The European institutions – Parliament, Council and Commission – are preparing their informal trilogue, to find an agreement for a reformed common fisheries policy (CFP). A first preparatory note has been released, comparing the positions of the three institutions on the Common Markets Organisation (CMO) in fishery and aquaculture products.
The Commission’s initial proposal stated that CMO provisions should be implemented in compliance with the Union’s international commitments, in particular WTO provisions. However, Council and Parliament insist that, to ensure that Union and imported products compete on equal terms, fishery and aquaculture imported products should respect requirements of sustainability and social standards ‘equivalent to those which apply to European products’.

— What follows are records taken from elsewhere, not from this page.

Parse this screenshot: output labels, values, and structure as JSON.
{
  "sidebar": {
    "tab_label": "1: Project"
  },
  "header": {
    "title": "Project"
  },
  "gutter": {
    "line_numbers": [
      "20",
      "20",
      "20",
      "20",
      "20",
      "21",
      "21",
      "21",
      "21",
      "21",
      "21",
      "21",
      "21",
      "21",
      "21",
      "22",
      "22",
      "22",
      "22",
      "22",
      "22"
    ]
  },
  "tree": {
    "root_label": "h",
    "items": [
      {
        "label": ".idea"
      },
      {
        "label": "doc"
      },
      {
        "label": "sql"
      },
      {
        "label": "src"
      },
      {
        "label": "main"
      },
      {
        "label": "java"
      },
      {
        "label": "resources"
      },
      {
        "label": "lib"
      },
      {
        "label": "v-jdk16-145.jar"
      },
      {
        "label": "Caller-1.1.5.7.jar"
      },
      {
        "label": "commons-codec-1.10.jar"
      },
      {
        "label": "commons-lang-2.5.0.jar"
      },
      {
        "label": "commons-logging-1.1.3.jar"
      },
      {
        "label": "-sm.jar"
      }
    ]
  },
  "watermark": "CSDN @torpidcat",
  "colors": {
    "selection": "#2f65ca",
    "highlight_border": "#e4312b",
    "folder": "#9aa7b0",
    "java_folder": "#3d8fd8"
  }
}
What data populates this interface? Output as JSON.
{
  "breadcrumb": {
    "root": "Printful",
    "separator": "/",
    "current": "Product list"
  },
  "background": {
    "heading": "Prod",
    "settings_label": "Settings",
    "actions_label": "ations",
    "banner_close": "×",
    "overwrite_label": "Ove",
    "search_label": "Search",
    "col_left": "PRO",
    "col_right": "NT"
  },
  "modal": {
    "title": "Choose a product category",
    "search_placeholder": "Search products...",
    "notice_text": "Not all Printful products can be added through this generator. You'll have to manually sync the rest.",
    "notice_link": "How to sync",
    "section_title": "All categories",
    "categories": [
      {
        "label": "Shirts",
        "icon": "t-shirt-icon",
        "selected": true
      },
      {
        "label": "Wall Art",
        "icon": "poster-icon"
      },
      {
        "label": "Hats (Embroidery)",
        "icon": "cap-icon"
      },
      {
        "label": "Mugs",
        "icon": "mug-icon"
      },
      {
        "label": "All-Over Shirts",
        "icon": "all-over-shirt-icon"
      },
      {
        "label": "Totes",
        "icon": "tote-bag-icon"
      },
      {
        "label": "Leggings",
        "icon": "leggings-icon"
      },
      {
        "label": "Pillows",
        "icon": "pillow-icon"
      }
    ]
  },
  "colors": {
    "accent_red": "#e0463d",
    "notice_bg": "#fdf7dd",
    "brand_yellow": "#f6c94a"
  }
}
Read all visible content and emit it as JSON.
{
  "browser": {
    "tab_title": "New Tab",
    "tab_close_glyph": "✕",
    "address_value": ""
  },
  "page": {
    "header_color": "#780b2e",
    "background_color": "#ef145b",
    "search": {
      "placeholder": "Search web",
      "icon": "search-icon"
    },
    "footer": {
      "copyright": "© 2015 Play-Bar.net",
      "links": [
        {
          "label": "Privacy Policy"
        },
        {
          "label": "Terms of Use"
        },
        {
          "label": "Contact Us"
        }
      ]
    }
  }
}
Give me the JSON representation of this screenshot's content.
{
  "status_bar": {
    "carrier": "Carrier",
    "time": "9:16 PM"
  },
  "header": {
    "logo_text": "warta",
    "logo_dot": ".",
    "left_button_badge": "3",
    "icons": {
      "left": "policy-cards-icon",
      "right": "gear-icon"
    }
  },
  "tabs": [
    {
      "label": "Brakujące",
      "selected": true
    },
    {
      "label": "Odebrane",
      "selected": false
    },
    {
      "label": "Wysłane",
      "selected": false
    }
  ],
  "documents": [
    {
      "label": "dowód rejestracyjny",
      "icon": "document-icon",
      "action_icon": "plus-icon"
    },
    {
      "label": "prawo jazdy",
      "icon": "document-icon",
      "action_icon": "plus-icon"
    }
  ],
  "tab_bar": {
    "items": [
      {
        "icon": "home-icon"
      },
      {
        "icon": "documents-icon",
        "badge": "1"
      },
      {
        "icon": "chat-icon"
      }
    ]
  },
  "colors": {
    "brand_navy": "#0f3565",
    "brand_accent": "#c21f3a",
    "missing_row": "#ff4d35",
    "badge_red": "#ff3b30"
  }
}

The European Parliament adds that given the large volumes of imported fish products, which account for more than 60% of EU fish products consumption, it is essential for the CMO: ‘to form part of a commercial and customs policy geared to regulating imports and mitigating their effects on the first-sale prices paid to Union producers and the profitability of their activities.’
Both Council and Parliament insist that consistency needs to be achieved between the CFP – of which CMO is part – and the trade policy, with the latter ‘being used systematically to further the objectives of the former, both in WTO multilateral negotiations and in connection with bilateral and regional trade agreements’. In particular, the Parliament underlines that: ‘care should be taken to avoid excessively broad definitions of the preferential origin of fishery and aquaculture products, as well as any exceptions to the standard definitions that would undermine product traceability and cause confusion as to where and how a given product has been sourced.’
Finally, both the Council and the Parliament invite the Commission to consider establishing minimum standards for an ‘EU sustainability label for fisheries and aquaculture products’.
The CFP reform process is now nearing its final stages, whereby the institutions have to reach an agreement by the end of June. The elements outlined here have gathered a relatively high degree of consensus between Parliament and Council, and are thus likely to be reflected in the final outcome from the ‘trilogue’ negotiations. These issues will influence market access conditions for ACP fish products. There is therefore a need for ACP countries to closely and continually monitor both this process and how, after an agreement has been reached on the general principles, it will be translated into the implementing regulations to be proposed by the European Commission.